Scan the data below for lines holding the word "Apuração", and copy each line found.

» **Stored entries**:

== Segment start ==

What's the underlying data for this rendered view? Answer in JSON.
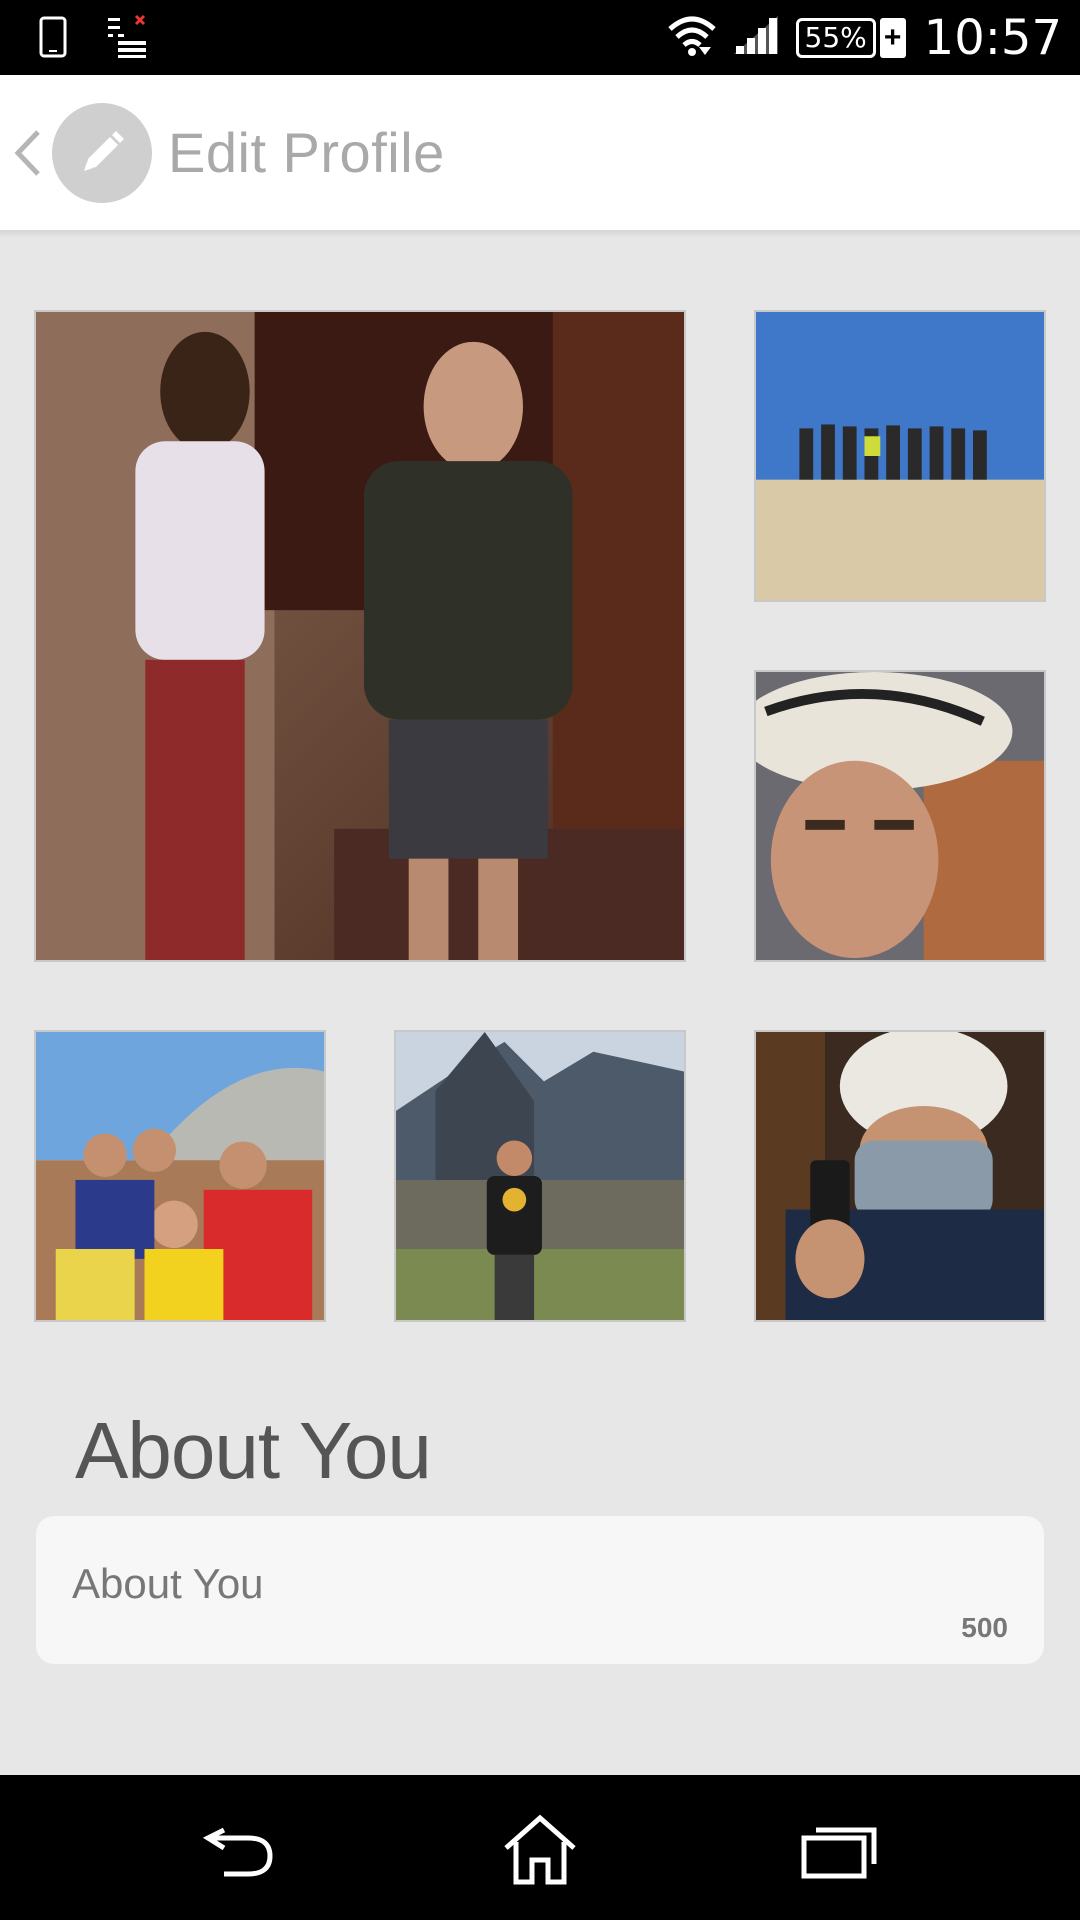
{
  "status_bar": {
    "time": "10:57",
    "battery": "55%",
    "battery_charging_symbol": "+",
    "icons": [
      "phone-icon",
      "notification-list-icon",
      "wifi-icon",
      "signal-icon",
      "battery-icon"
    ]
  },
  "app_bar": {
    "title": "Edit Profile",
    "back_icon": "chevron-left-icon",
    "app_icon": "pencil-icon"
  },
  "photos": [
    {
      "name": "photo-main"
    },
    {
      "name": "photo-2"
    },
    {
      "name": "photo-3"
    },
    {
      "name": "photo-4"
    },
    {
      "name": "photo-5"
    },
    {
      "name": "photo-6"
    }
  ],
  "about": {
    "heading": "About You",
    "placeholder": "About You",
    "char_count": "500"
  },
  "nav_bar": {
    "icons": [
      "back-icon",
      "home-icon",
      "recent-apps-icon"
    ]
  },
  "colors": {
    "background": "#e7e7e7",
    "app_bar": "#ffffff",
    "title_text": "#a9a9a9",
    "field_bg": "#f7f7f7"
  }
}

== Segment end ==
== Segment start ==

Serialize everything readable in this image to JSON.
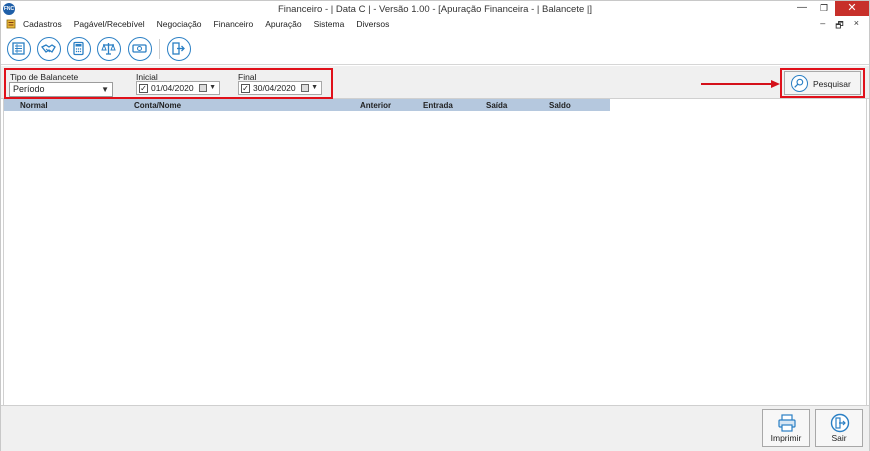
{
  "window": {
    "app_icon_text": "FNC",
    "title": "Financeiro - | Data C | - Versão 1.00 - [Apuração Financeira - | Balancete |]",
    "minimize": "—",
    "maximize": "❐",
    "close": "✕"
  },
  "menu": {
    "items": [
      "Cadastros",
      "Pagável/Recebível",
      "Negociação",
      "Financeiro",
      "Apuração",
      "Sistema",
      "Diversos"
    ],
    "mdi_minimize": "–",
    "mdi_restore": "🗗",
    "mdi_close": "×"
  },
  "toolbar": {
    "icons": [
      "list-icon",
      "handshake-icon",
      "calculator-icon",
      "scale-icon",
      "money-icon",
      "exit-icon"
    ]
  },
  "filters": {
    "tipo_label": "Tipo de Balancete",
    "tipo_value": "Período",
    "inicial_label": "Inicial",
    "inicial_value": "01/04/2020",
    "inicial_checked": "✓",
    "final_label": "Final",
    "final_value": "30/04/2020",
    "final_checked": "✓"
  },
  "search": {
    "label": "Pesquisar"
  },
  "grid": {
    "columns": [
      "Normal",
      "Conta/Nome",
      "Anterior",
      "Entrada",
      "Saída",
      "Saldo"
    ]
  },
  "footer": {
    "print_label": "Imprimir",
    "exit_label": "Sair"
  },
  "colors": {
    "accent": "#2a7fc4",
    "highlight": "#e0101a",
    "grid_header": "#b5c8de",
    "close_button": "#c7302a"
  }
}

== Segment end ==

» **Answer box**:
    "title": "Financeiro - | Data C | - Versão 1.00 - [Apuração Financeira - | Balancete |]",
      "Apuração",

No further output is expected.